For example, do I fold or raise on the consumer side of our business? Do I double down or raise when it comes to employees? I even know to play aggressively when I see a possible win on the other end. The list goes on.
Last week, we had Phil Gordon in to play with us. Phil Gordon is a professional poker player who has placed multiple times in the World Series of Poker – a big deal. He’s been a commentator on poker games, designed digital poker games, and written several best sellers on poker. But more importantly, Phil is also an entrepreneur.
Before we started playing, Phil took some time to share some insights that would inspire us founders at the table: eight startup lessons we can learn from poker.
Don’t just mimic competitors. That’s the opposite of innovating and leading. Take control of the betting. Generally, when it comes to people on the team (employees), I like to bet in favor of a person. Give someone the upper hand of what you can afford to compensate them with, especially in equity.
If You Can’t Be Aggressive, Fold
Folding is the next best option if you don’t have a hand worth betting on or raising. Calling says, “I don’t know if I have the best hand,” which is something you should never do. Winners make money because people call too much. In business, once you see that data is pointing in a different direction, stop playing “calls.” It might mean you don’t have product-market fit. Just pause and reassess the game. Don’t keep playing.
Wait before you identify a profitable opportunity. Then wait some more. Don’t throw money here and there or you’ll run out if it.
Choose Your Ambitions
Be selective of what you go after. Then, once you choose what you want, go for it. Be the person who raises the stakes, and clean up when everyone else is down and out.
You may know the right play, but it takes courage to act on it. Have courage and conviction, and aim for success. Otherwise, you’re just hoping for the best, rather than making it happen.
Bad things are going to happen. A bad poker player will take the bad beat then instantly spew the rest of their chips. But it’s the bounce back that will define you and the way investors think about you. You can’t teach resilience. You either have it or you don’t.
Assume the Game Will Be Hard

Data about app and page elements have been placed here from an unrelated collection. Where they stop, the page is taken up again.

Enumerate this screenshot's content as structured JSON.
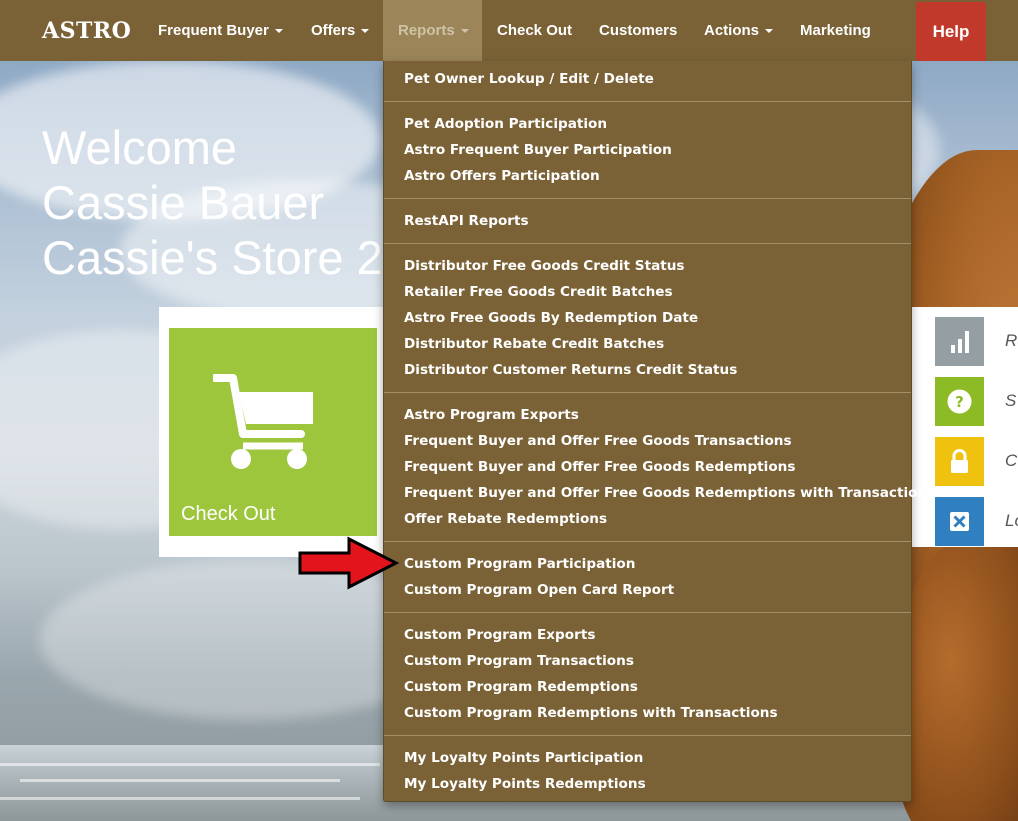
{
  "nav": {
    "brand": "ASTRO",
    "items": [
      {
        "label": "Frequent Buyer",
        "has_caret": true
      },
      {
        "label": "Offers",
        "has_caret": true
      },
      {
        "label": "Reports",
        "has_caret": true,
        "active": true
      },
      {
        "label": "Check Out",
        "has_caret": false
      },
      {
        "label": "Customers",
        "has_caret": false
      },
      {
        "label": "Actions",
        "has_caret": true
      },
      {
        "label": "Marketing",
        "has_caret": false
      }
    ],
    "help_label": "Help"
  },
  "welcome": {
    "line1": "Welcome",
    "line2": "Cassie Bauer",
    "line3": "Cassie's Store 2"
  },
  "checkout_tile": {
    "label": "Check Out",
    "icon": "shopping-cart-icon",
    "color": "#9dc63d"
  },
  "side_tiles": [
    {
      "icon": "bar-chart-icon",
      "color": "#959ea3",
      "text": "R"
    },
    {
      "icon": "question-circle-icon",
      "color": "#8dbb25",
      "text": "S"
    },
    {
      "icon": "lock-icon",
      "color": "#efc20f",
      "text": "C"
    },
    {
      "icon": "close-box-icon",
      "color": "#2f7fc1",
      "text": "Lo"
    }
  ],
  "reports_menu": {
    "groups": [
      [
        "Pet Owner Lookup / Edit / Delete"
      ],
      [
        "Pet Adoption Participation",
        "Astro Frequent Buyer Participation",
        "Astro Offers Participation"
      ],
      [
        "RestAPI Reports"
      ],
      [
        "Distributor Free Goods Credit Status",
        "Retailer Free Goods Credit Batches",
        "Astro Free Goods By Redemption Date",
        "Distributor Rebate Credit Batches",
        "Distributor Customer Returns Credit Status"
      ],
      [
        "Astro Program Exports",
        "Frequent Buyer and Offer Free Goods Transactions",
        "Frequent Buyer and Offer Free Goods Redemptions",
        "Frequent Buyer and Offer Free Goods Redemptions with Transactions",
        "Offer Rebate Redemptions"
      ],
      [
        "Custom Program Participation",
        "Custom Program Open Card Report"
      ],
      [
        "Custom Program Exports",
        "Custom Program Transactions",
        "Custom Program Redemptions",
        "Custom Program Redemptions with Transactions"
      ],
      [
        "My Loyalty Points Participation",
        "My Loyalty Points Redemptions"
      ]
    ]
  },
  "colors": {
    "navbar": "#7a6236",
    "help": "#c0392b",
    "arrow": "#e3141b"
  }
}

Just like the game of poker, starting up is not easy. We had to pivot in May 2015, and I had to make some heart-wrenching decisions that involved letting go of my team and rebuilding it from scratch. But we were able to figure out a way to rebuild a different kind of team and continue to make progress.

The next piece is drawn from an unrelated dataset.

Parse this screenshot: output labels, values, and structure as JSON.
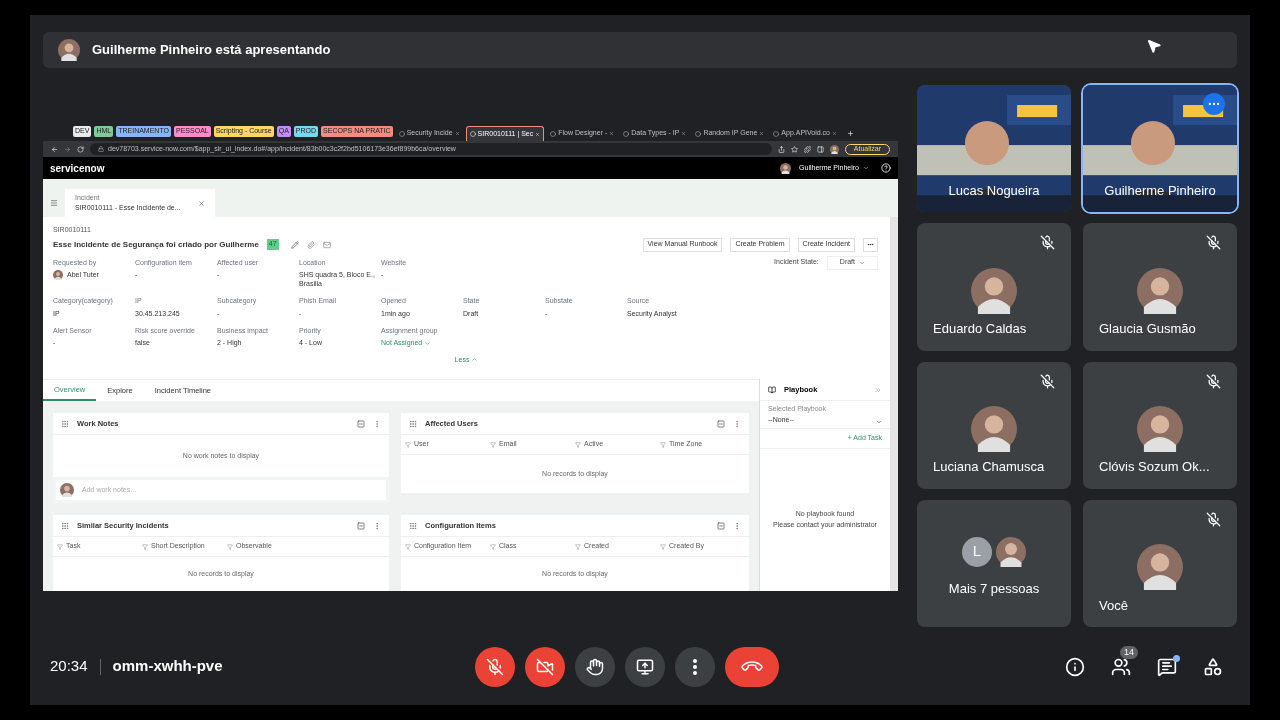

Look for tells. Tells are signs that give away the strength of a person’s hand. In the startup world, this means navigating to the spot competitors have overlooked and taking ownership of it. Always look for the one little tell or weakness in your industry, then be aggressive.
Desire to Improve

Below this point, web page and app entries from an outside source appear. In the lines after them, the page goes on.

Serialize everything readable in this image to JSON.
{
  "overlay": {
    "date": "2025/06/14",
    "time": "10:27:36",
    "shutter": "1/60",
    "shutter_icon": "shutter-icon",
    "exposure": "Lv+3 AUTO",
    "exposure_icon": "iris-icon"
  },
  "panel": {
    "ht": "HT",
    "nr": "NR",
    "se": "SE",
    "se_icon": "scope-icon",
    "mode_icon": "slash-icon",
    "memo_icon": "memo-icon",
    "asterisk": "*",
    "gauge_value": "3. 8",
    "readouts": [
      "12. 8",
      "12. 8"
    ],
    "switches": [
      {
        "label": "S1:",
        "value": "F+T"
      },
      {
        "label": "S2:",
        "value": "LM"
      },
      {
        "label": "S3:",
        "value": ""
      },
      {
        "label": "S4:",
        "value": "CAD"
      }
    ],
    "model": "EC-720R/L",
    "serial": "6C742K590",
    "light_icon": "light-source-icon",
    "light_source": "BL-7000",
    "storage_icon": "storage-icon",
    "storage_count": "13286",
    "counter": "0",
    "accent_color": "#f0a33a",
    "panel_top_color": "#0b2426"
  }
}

Work your game and don’t be afraid to ask the better players for help. Take them up on their expertise, and always work to improve your own game.
If you’re to take any entrepreneurial lesson from poker, it’s to be real. Don’t talk yourself into playing if you don’t know that you have the best hand. How you get to the end does matter. Don’t sell yourself short by running out of fuel earlier than you want.